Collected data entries
* * * *
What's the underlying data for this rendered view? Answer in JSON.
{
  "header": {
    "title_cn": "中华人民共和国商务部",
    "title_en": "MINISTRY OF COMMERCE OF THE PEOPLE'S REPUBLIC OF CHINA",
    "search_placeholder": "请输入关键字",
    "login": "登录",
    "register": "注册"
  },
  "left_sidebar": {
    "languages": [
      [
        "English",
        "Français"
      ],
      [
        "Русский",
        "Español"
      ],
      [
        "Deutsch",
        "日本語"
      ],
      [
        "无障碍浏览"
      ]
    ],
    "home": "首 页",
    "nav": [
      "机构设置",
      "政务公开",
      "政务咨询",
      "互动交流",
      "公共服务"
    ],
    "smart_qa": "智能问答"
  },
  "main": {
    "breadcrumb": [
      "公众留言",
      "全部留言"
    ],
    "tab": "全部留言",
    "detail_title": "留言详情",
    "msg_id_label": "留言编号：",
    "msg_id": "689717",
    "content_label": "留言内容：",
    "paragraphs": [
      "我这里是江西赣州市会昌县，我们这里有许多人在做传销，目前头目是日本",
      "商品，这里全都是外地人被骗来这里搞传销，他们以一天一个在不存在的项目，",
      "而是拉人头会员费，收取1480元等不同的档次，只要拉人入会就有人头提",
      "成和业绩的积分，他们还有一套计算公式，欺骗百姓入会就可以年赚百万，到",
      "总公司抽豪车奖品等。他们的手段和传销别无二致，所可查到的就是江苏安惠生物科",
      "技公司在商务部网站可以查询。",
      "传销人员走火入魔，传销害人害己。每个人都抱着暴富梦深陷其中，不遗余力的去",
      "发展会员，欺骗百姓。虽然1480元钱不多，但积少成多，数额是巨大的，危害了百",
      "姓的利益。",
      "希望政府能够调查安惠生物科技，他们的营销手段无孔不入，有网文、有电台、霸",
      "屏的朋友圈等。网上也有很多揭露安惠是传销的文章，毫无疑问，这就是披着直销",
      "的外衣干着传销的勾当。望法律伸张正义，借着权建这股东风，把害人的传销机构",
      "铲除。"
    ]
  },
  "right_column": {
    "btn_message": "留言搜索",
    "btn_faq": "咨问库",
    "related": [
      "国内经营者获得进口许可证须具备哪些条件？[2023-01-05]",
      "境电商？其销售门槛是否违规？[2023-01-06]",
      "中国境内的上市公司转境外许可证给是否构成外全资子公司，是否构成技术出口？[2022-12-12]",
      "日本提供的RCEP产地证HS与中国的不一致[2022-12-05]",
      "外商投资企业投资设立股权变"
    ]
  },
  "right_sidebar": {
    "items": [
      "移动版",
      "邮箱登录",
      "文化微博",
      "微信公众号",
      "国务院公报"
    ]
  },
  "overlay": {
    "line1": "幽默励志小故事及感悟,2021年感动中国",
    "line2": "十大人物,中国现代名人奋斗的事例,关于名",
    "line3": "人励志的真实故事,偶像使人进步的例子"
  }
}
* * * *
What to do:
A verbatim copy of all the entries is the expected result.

Output of the exercise:
What's the underlying data for this rendered view? Answer in JSON.
{
  "header": {
    "title_cn": "中华人民共和国商务部",
    "title_en": "MINISTRY OF COMMERCE OF THE PEOPLE'S REPUBLIC OF CHINA",
    "search_placeholder": "请输入关键字",
    "login": "登录",
    "register": "注册"
  },
  "left_sidebar": {
    "languages": [
      [
        "English",
        "Français"
      ],
      [
        "Русский",
        "Español"
      ],
      [
        "Deutsch",
        "日本語"
      ],
      [
        "无障碍浏览"
      ]
    ],
    "home": "首 页",
    "nav": [
      "机构设置",
      "政务公开",
      "政务咨询",
      "互动交流",
      "公共服务"
    ],
    "smart_qa": "智能问答"
  },
  "main": {
    "breadcrumb": [
      "公众留言",
      "全部留言"
    ],
    "tab": "全部留言",
    "detail_title": "留言详情",
    "msg_id_label": "留言编号：",
    "msg_id": "689717",
    "content_label": "留言内容：",
    "paragraphs": [
      "我这里是江西赣州市会昌县，我们这里有许多人在做传销，目前头目是日本",
      "商品，这里全都是外地人被骗来这里搞传销，他们以一天一个在不存在的项目，",
      "而是拉人头会员费，收取1480元等不同的档次，只要拉人入会就有人头提",
      "成和业绩的积分，他们还有一套计算公式，欺骗百姓入会就可以年赚百万，到",
      "总公司抽豪车奖品等。他们的手段和传销别无二致，所可查到的就是江苏安惠生物科",
      "技公司在商务部网站可以查询。",
      "传销人员走火入魔，传销害人害己。每个人都抱着暴富梦深陷其中，不遗余力的去",
      "发展会员，欺骗百姓。虽然1480元钱不多，但积少成多，数额是巨大的，危害了百",
      "姓的利益。",
      "希望政府能够调查安惠生物科技，他们的营销手段无孔不入，有网文、有电台、霸",
      "屏的朋友圈等。网上也有很多揭露安惠是传销的文章，毫无疑问，这就是披着直销",
      "的外衣干着传销的勾当。望法律伸张正义，借着权建这股东风，把害人的传销机构",
      "铲除。"
    ]
  },
  "right_column": {
    "btn_message": "留言搜索",
    "btn_faq": "咨问库",
    "related": [
      "国内经营者获得进口许可证须具备哪些条件？[2023-01-05]",
      "境电商？其销售门槛是否违规？[2023-01-06]",
      "中国境内的上市公司转境外许可证给是否构成外全资子公司，是否构成技术出口？[2022-12-12]",
      "日本提供的RCEP产地证HS与中国的不一致[2022-12-05]",
      "外商投资企业投资设立股权变"
    ]
  },
  "right_sidebar": {
    "items": [
      "移动版",
      "邮箱登录",
      "文化微博",
      "微信公众号",
      "国务院公报"
    ]
  },
  "overlay": {
    "line1": "幽默励志小故事及感悟,2021年感动中国",
    "line2": "十大人物,中国现代名人奋斗的事例,关于名",
    "line3": "人励志的真实故事,偶像使人进步的例子"
  }
}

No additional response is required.